Next we have a guide to trading in China, from back in the days when trade with China was not the mess it is now. Item 25 is A Chinese Commercial Guide Consisting of a Collection of Details Respecting Foreign Trade in China. This is an "elusive" copy of the first edition of this guide written in English but printed in Canton. It was written by John Robert Morrison, a British official and interpreter in Canton. He was the son of the first Protestant missionary in China. Published in 1834, it was the only edition published in Morrison's lifetime. Second and third editions, revised by Samuel Wells Williams but still bearing Morrison's name, were published in 1844 and 1848, while the 1856 edition no longer carried Morrison's name, only that of Williams. This was a useful guide for British traders in China for several decades. AU $24,500 (US $16,536).
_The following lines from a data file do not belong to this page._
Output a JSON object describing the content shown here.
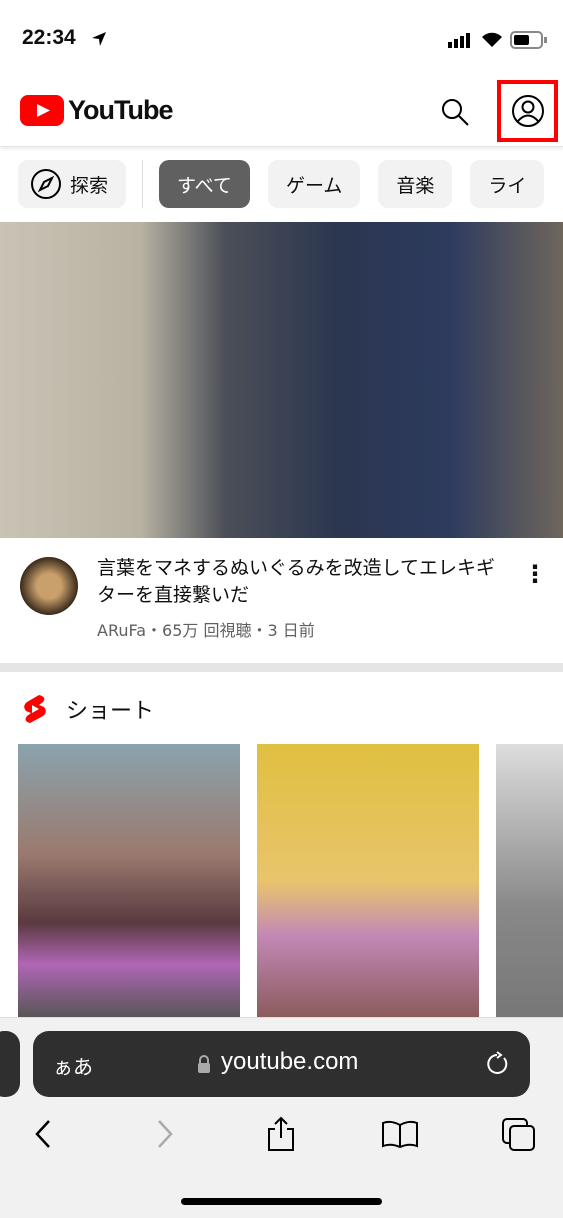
{
  "status": {
    "time": "22:34"
  },
  "header": {
    "logo": "YouTube",
    "search_icon": "search-icon",
    "account_icon": "account-icon",
    "highlight_color": "#ff0000"
  },
  "chips": [
    {
      "label": "探索"
    },
    {
      "label": "すべて"
    },
    {
      "label": "ゲーム"
    },
    {
      "label": "音楽"
    },
    {
      "label": "ライ"
    }
  ],
  "video": {
    "title": "言葉をマネするぬいぐるみを改造してエレキギターを直接繋いだ",
    "channel": "ARuFa",
    "views": "65万 回視聴",
    "age": "3 日前",
    "sep": "・"
  },
  "shorts": {
    "title": "ショート"
  },
  "browser": {
    "text_size": "ぁあ",
    "url": "youtube.com"
  }
}
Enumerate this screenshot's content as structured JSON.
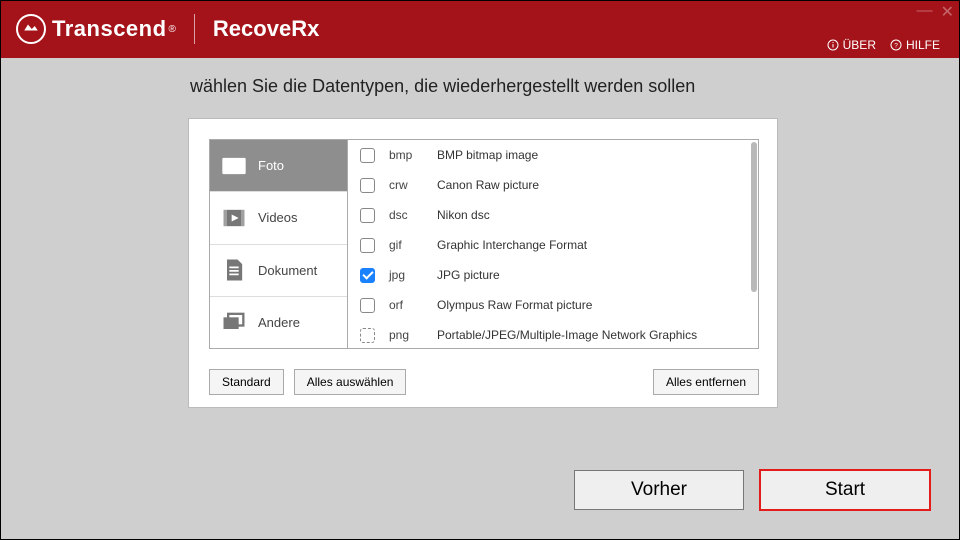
{
  "header": {
    "brand": "Transcend",
    "reg": "®",
    "product": "RecoveRx",
    "about": "ÜBER",
    "help": "HILFE",
    "minimize": "—",
    "close": "✕"
  },
  "instruction": "wählen Sie die Datentypen, die wiederhergestellt werden sollen",
  "categories": [
    {
      "key": "foto",
      "label": "Foto",
      "active": true
    },
    {
      "key": "videos",
      "label": "Videos",
      "active": false
    },
    {
      "key": "dokument",
      "label": "Dokument",
      "active": false
    },
    {
      "key": "andere",
      "label": "Andere",
      "active": false
    }
  ],
  "filetypes": [
    {
      "ext": "bmp",
      "desc": "BMP bitmap image",
      "checked": false,
      "dotted": false
    },
    {
      "ext": "crw",
      "desc": "Canon Raw picture",
      "checked": false,
      "dotted": false
    },
    {
      "ext": "dsc",
      "desc": "Nikon dsc",
      "checked": false,
      "dotted": false
    },
    {
      "ext": "gif",
      "desc": "Graphic Interchange Format",
      "checked": false,
      "dotted": false
    },
    {
      "ext": "jpg",
      "desc": "JPG picture",
      "checked": true,
      "dotted": false
    },
    {
      "ext": "orf",
      "desc": "Olympus Raw Format picture",
      "checked": false,
      "dotted": false
    },
    {
      "ext": "png",
      "desc": "Portable/JPEG/Multiple-Image Network Graphics",
      "checked": false,
      "dotted": true
    }
  ],
  "buttons": {
    "standard": "Standard",
    "selectall": "Alles auswählen",
    "removeall": "Alles entfernen"
  },
  "nav": {
    "back": "Vorher",
    "start": "Start"
  }
}
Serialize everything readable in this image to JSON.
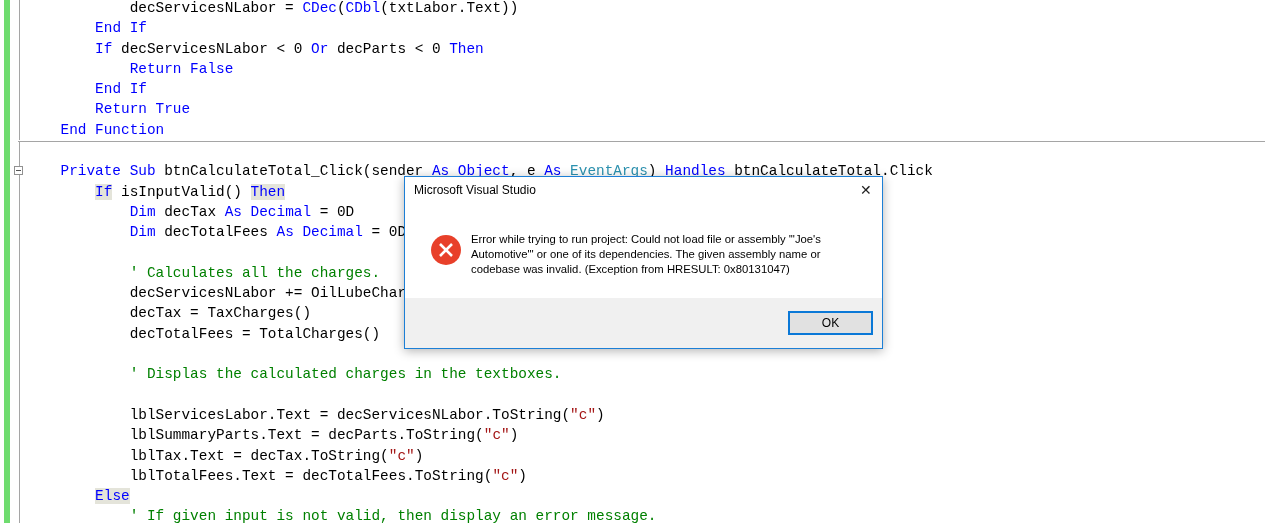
{
  "editor": {
    "lines": [
      {
        "kind": "block",
        "children": [
          {
            "kind": "block",
            "children": [
              {
                "kind": "code",
                "foldable": false,
                "tokens": [
                  {
                    "kind": "plain",
                    "text": "decServicesNLabor = "
                  },
                  {
                    "kind": "keyword",
                    "text": "CDec"
                  },
                  {
                    "kind": "plain",
                    "text": "("
                  },
                  {
                    "kind": "keyword",
                    "text": "CDbl"
                  },
                  {
                    "kind": "plain",
                    "text": "(txtLabor.Text))"
                  }
                ]
              }
            ]
          },
          {
            "kind": "code",
            "foldable": false,
            "tokens": [
              {
                "kind": "keyword",
                "text": "End If"
              }
            ]
          },
          {
            "kind": "code",
            "foldable": false,
            "tokens": [
              {
                "kind": "keyword",
                "text": "If"
              },
              {
                "kind": "plain",
                "text": " decServicesNLabor < 0 "
              },
              {
                "kind": "keyword",
                "text": "Or"
              },
              {
                "kind": "plain",
                "text": " decParts < 0 "
              },
              {
                "kind": "keyword",
                "text": "Then"
              }
            ]
          },
          {
            "kind": "block",
            "children": [
              {
                "kind": "code",
                "foldable": false,
                "tokens": [
                  {
                    "kind": "keyword",
                    "text": "Return False"
                  }
                ]
              }
            ]
          },
          {
            "kind": "code",
            "foldable": false,
            "tokens": [
              {
                "kind": "keyword",
                "text": "End If"
              }
            ]
          },
          {
            "kind": "code",
            "foldable": false,
            "tokens": [
              {
                "kind": "keyword",
                "text": "Return True"
              }
            ]
          }
        ]
      },
      {
        "kind": "code",
        "foldable": false,
        "tokens": [
          {
            "kind": "keyword",
            "text": "End Function"
          }
        ]
      },
      {
        "kind": "divider"
      },
      {
        "kind": "blank"
      },
      {
        "kind": "code",
        "foldable": true,
        "tokens": [
          {
            "kind": "keyword",
            "text": "Private Sub"
          },
          {
            "kind": "plain",
            "text": " btnCalculateTotal_Click(sender "
          },
          {
            "kind": "keyword",
            "text": "As Object"
          },
          {
            "kind": "plain",
            "text": ", e "
          },
          {
            "kind": "keyword",
            "text": "As"
          },
          {
            "kind": "type",
            "text": " EventArgs"
          },
          {
            "kind": "plain",
            "text": ") "
          },
          {
            "kind": "keyword",
            "text": "Handles"
          },
          {
            "kind": "plain",
            "text": " btnCalculateTotal.Click"
          }
        ]
      },
      {
        "kind": "block",
        "children": [
          {
            "kind": "code",
            "foldable": false,
            "tokens": [
              {
                "kind": "match",
                "text": "If"
              },
              {
                "kind": "plain",
                "text": " isInputValid() "
              },
              {
                "kind": "match",
                "text": "Then"
              }
            ]
          },
          {
            "kind": "block",
            "children": [
              {
                "kind": "code",
                "foldable": false,
                "tokens": [
                  {
                    "kind": "keyword",
                    "text": "Dim"
                  },
                  {
                    "kind": "plain",
                    "text": " decTax "
                  },
                  {
                    "kind": "keyword",
                    "text": "As Decimal"
                  },
                  {
                    "kind": "plain",
                    "text": " = 0D"
                  }
                ]
              },
              {
                "kind": "code",
                "foldable": false,
                "tokens": [
                  {
                    "kind": "keyword",
                    "text": "Dim"
                  },
                  {
                    "kind": "plain",
                    "text": " decTotalFees "
                  },
                  {
                    "kind": "keyword",
                    "text": "As Decimal"
                  },
                  {
                    "kind": "plain",
                    "text": " = 0D"
                  }
                ]
              },
              {
                "kind": "blank"
              },
              {
                "kind": "code",
                "foldable": false,
                "tokens": [
                  {
                    "kind": "comment",
                    "text": "' Calculates all the charges."
                  }
                ]
              },
              {
                "kind": "code",
                "foldable": false,
                "tokens": [
                  {
                    "kind": "plain",
                    "text": "decServicesNLabor += OilLubeChar"
                  }
                ]
              },
              {
                "kind": "code",
                "foldable": false,
                "tokens": [
                  {
                    "kind": "plain",
                    "text": "decTax = TaxCharges()"
                  }
                ]
              },
              {
                "kind": "code",
                "foldable": false,
                "tokens": [
                  {
                    "kind": "plain",
                    "text": "decTotalFees = TotalCharges()"
                  }
                ]
              },
              {
                "kind": "blank"
              },
              {
                "kind": "code",
                "foldable": false,
                "tokens": [
                  {
                    "kind": "comment",
                    "text": "' Displas the calculated charges in the textboxes."
                  }
                ]
              },
              {
                "kind": "blank"
              },
              {
                "kind": "code",
                "foldable": false,
                "tokens": [
                  {
                    "kind": "plain",
                    "text": "lblServicesLabor.Text = decServicesNLabor.ToString("
                  },
                  {
                    "kind": "string",
                    "text": "\"c\""
                  },
                  {
                    "kind": "plain",
                    "text": ")"
                  }
                ]
              },
              {
                "kind": "code",
                "foldable": false,
                "tokens": [
                  {
                    "kind": "plain",
                    "text": "lblSummaryParts.Text = decParts.ToString("
                  },
                  {
                    "kind": "string",
                    "text": "\"c\""
                  },
                  {
                    "kind": "plain",
                    "text": ")"
                  }
                ]
              },
              {
                "kind": "code",
                "foldable": false,
                "tokens": [
                  {
                    "kind": "plain",
                    "text": "lblTax.Text = decTax.ToString("
                  },
                  {
                    "kind": "string",
                    "text": "\"c\""
                  },
                  {
                    "kind": "plain",
                    "text": ")"
                  }
                ]
              },
              {
                "kind": "code",
                "foldable": false,
                "tokens": [
                  {
                    "kind": "plain",
                    "text": "lblTotalFees.Text = decTotalFees.ToString("
                  },
                  {
                    "kind": "string",
                    "text": "\"c\""
                  },
                  {
                    "kind": "plain",
                    "text": ")"
                  }
                ]
              }
            ]
          },
          {
            "kind": "code",
            "foldable": false,
            "tokens": [
              {
                "kind": "match",
                "text": "Else"
              }
            ]
          },
          {
            "kind": "block",
            "children": [
              {
                "kind": "code",
                "foldable": false,
                "tokens": [
                  {
                    "kind": "comment",
                    "text": "' If given input is not valid, then display an error message."
                  }
                ]
              }
            ]
          }
        ]
      }
    ]
  },
  "dialog": {
    "title": "Microsoft Visual Studio",
    "close": "✕",
    "message": "Error while trying to run project: Could not load file or assembly '\"Joe's Automotive\"' or one of its dependencies. The given assembly name or codebase was invalid. (Exception from HRESULT: 0x80131047)",
    "buttons": [
      "OK"
    ]
  }
}
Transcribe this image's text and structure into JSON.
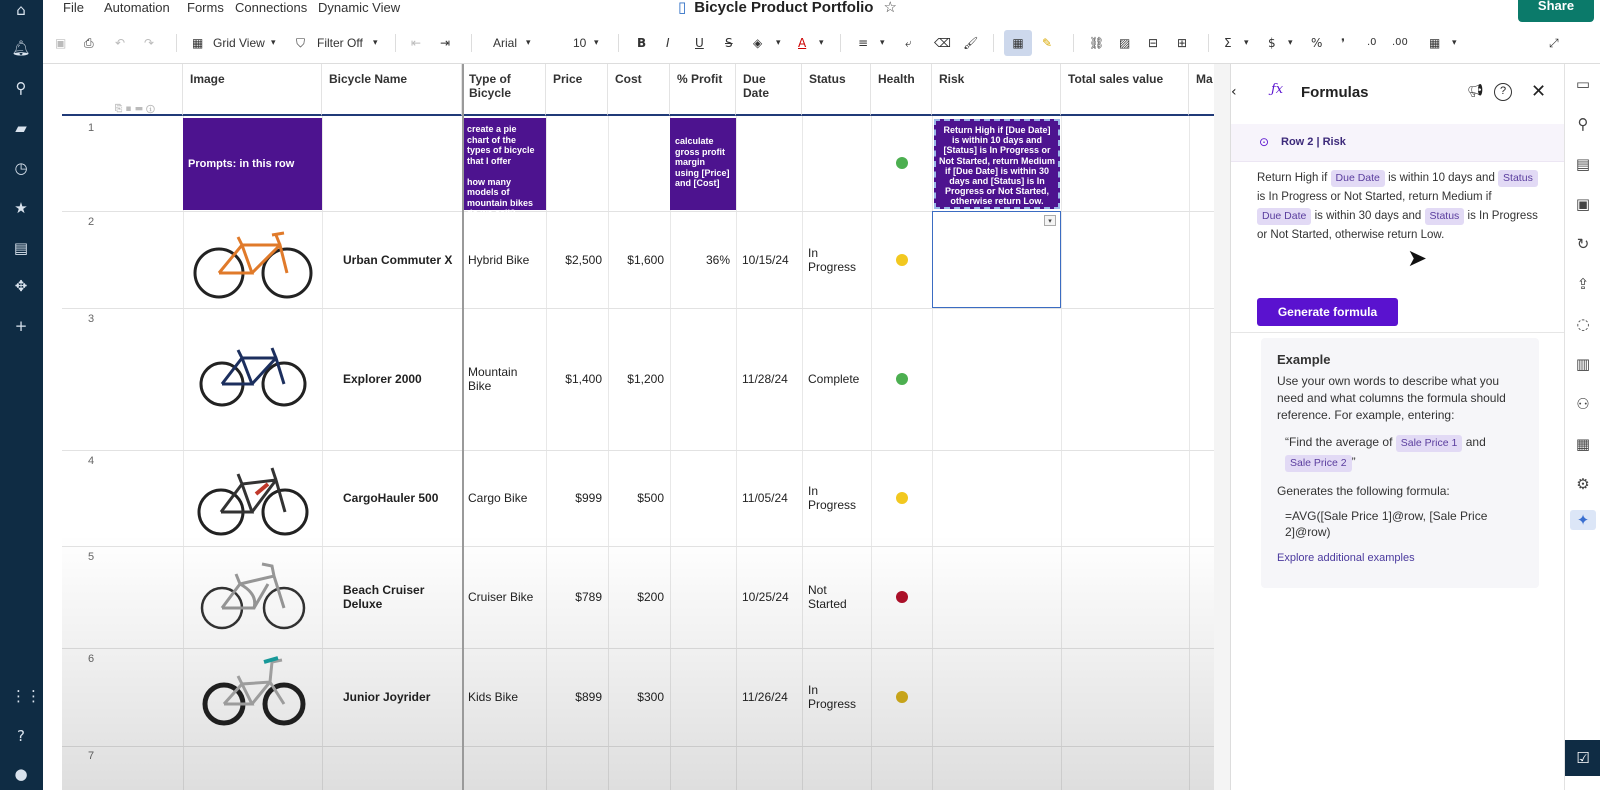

Here is an exciting catalogue, titled Mod fashions in Leather, Vinyl-Patent & Satin-Lastex. It is undated, but this could only be the 60s. Stewart has pegged it circa 1965. Interestingly, the 16-page staple-bound brochure has no contact information, no address. Perhaps the publisher thought it safer this way. It appears to have been produced in England since the fashions have names like "Carnaby" and outdoor shots were clearly taken in London. However, prices are listed in U. S. dollars. I'm not sure exactly what people did with this sort of clothing, but it sure looks like it must have been fun. Stewart describes this as a "stunning underground catalogue for custom-made erotic fashion, suitable for dominatrices, bondage aficionados, exotic dancers, leather and latex fetishists, and plain old attention seekers." Item 68. AU $750 (US $506).